### Exercise aim
The answer is to be all of the data below, reproduced exactly.

- - - - -

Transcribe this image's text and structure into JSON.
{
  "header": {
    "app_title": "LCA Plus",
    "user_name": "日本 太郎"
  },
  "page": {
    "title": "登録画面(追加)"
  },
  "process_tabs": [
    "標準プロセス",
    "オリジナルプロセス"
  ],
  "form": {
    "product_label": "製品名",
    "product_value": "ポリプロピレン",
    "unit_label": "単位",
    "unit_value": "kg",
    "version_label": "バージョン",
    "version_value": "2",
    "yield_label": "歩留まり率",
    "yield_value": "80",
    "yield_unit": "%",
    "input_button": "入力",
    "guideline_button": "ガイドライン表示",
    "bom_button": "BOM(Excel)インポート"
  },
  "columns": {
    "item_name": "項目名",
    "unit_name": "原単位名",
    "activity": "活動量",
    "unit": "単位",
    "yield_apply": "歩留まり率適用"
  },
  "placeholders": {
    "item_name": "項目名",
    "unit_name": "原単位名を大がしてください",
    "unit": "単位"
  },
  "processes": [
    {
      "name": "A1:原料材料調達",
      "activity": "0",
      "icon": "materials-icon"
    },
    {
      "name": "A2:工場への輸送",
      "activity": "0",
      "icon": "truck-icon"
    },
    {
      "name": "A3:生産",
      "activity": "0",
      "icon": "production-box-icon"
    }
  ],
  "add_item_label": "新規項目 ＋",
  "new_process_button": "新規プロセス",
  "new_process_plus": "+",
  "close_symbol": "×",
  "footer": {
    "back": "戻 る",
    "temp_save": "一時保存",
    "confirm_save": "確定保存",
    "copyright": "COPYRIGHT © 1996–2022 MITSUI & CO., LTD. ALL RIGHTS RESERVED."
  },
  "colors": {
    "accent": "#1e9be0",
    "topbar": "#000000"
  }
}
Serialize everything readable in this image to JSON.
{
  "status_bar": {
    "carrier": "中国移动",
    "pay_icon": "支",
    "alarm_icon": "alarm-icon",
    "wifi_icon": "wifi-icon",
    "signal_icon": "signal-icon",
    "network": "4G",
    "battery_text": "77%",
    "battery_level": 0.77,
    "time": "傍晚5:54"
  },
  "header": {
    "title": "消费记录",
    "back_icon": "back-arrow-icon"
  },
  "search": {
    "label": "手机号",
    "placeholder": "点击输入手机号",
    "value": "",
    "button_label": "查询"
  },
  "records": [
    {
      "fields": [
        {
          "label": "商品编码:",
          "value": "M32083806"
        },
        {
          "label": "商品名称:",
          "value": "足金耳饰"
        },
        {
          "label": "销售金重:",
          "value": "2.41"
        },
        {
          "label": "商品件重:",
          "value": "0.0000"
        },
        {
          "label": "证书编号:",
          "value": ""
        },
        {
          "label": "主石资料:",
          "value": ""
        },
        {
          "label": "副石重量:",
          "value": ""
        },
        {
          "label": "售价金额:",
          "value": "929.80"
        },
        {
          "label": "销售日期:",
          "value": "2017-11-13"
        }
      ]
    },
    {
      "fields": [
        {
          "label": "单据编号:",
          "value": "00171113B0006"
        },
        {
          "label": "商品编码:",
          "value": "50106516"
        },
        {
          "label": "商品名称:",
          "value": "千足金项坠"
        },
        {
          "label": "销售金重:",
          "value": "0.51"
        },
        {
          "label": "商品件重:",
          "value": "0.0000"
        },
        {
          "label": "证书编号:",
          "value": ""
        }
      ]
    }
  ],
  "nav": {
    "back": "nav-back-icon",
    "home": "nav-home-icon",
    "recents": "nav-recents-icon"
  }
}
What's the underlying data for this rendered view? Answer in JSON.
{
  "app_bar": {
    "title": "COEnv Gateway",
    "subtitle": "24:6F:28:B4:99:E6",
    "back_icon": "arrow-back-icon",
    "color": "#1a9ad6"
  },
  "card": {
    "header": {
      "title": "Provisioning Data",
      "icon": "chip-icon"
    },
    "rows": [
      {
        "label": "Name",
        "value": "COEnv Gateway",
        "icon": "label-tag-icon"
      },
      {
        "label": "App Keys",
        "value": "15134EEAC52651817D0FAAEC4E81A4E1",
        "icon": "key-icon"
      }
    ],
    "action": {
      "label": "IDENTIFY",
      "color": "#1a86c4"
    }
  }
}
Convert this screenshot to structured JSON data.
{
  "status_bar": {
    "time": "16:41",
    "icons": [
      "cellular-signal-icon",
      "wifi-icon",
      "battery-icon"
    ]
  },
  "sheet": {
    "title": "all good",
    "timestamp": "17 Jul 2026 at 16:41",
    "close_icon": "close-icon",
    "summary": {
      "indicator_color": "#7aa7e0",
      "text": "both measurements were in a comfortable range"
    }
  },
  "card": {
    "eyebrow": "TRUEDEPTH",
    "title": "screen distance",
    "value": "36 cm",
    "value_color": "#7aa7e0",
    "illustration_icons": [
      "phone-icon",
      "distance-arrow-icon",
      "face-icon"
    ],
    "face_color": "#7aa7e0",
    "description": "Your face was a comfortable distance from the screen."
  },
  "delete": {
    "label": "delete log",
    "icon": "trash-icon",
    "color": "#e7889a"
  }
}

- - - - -

### Result of the exercise
Transcribe this image's text and structure into JSON.
{
  "header": {
    "app_title": "LCA Plus",
    "user_name": "日本 太郎"
  },
  "page": {
    "title": "登録画面(追加)"
  },
  "process_tabs": [
    "標準プロセス",
    "オリジナルプロセス"
  ],
  "form": {
    "product_label": "製品名",
    "product_value": "ポリプロピレン",
    "unit_label": "単位",
    "unit_value": "kg",
    "version_label": "バージョン",
    "version_value": "2",
    "yield_label": "歩留まり率",
    "yield_value": "80",
    "yield_unit": "%",
    "input_button": "入力",
    "guideline_button": "ガイドライン表示",
    "bom_button": "BOM(Excel)インポート"
  },
  "columns": {
    "item_name": "項目名",
    "unit_name": "原単位名",
    "activity": "活動量",
    "unit": "単位",
    "yield_apply": "歩留まり率適用"
  },
  "placeholders": {
    "item_name": "項目名",
    "unit_name": "原単位名を大がしてください",
    "unit": "単位"
  },
  "processes": [
    {
      "name": "A1:原料材料調達",
      "activity": "0",
      "icon": "materials-icon"
    },
    {
      "name": "A2:工場への輸送",
      "activity": "0",
      "icon": "truck-icon"
    },
    {
      "name": "A3:生産",
      "activity": "0",
      "icon": "production-box-icon"
    }
  ],
  "add_item_label": "新規項目 ＋",
  "new_process_button": "新規プロセス",
  "new_process_plus": "+",
  "close_symbol": "×",
  "footer": {
    "back": "戻 る",
    "temp_save": "一時保存",
    "confirm_save": "確定保存",
    "copyright": "COPYRIGHT © 1996–2022 MITSUI & CO., LTD. ALL RIGHTS RESERVED."
  },
  "colors": {
    "accent": "#1e9be0",
    "topbar": "#000000"
  }
}
Serialize everything readable in this image to JSON.
{
  "status_bar": {
    "carrier": "中国移动",
    "pay_icon": "支",
    "alarm_icon": "alarm-icon",
    "wifi_icon": "wifi-icon",
    "signal_icon": "signal-icon",
    "network": "4G",
    "battery_text": "77%",
    "battery_level": 0.77,
    "time": "傍晚5:54"
  },
  "header": {
    "title": "消费记录",
    "back_icon": "back-arrow-icon"
  },
  "search": {
    "label": "手机号",
    "placeholder": "点击输入手机号",
    "value": "",
    "button_label": "查询"
  },
  "records": [
    {
      "fields": [
        {
          "label": "商品编码:",
          "value": "M32083806"
        },
        {
          "label": "商品名称:",
          "value": "足金耳饰"
        },
        {
          "label": "销售金重:",
          "value": "2.41"
        },
        {
          "label": "商品件重:",
          "value": "0.0000"
        },
        {
          "label": "证书编号:",
          "value": ""
        },
        {
          "label": "主石资料:",
          "value": ""
        },
        {
          "label": "副石重量:",
          "value": ""
        },
        {
          "label": "售价金额:",
          "value": "929.80"
        },
        {
          "label": "销售日期:",
          "value": "2017-11-13"
        }
      ]
    },
    {
      "fields": [
        {
          "label": "单据编号:",
          "value": "00171113B0006"
        },
        {
          "label": "商品编码:",
          "value": "50106516"
        },
        {
          "label": "商品名称:",
          "value": "千足金项坠"
        },
        {
          "label": "销售金重:",
          "value": "0.51"
        },
        {
          "label": "商品件重:",
          "value": "0.0000"
        },
        {
          "label": "证书编号:",
          "value": ""
        }
      ]
    }
  ],
  "nav": {
    "back": "nav-back-icon",
    "home": "nav-home-icon",
    "recents": "nav-recents-icon"
  }
}
What's the underlying data for this rendered view? Answer in JSON.
{
  "app_bar": {
    "title": "COEnv Gateway",
    "subtitle": "24:6F:28:B4:99:E6",
    "back_icon": "arrow-back-icon",
    "color": "#1a9ad6"
  },
  "card": {
    "header": {
      "title": "Provisioning Data",
      "icon": "chip-icon"
    },
    "rows": [
      {
        "label": "Name",
        "value": "COEnv Gateway",
        "icon": "label-tag-icon"
      },
      {
        "label": "App Keys",
        "value": "15134EEAC52651817D0FAAEC4E81A4E1",
        "icon": "key-icon"
      }
    ],
    "action": {
      "label": "IDENTIFY",
      "color": "#1a86c4"
    }
  }
}
Convert this screenshot to structured JSON data.
{
  "status_bar": {
    "time": "16:41",
    "icons": [
      "cellular-signal-icon",
      "wifi-icon",
      "battery-icon"
    ]
  },
  "sheet": {
    "title": "all good",
    "timestamp": "17 Jul 2026 at 16:41",
    "close_icon": "close-icon",
    "summary": {
      "indicator_color": "#7aa7e0",
      "text": "both measurements were in a comfortable range"
    }
  },
  "card": {
    "eyebrow": "TRUEDEPTH",
    "title": "screen distance",
    "value": "36 cm",
    "value_color": "#7aa7e0",
    "illustration_icons": [
      "phone-icon",
      "distance-arrow-icon",
      "face-icon"
    ],
    "face_color": "#7aa7e0",
    "description": "Your face was a comfortable distance from the screen."
  },
  "delete": {
    "label": "delete log",
    "icon": "trash-icon",
    "color": "#e7889a"
  }
}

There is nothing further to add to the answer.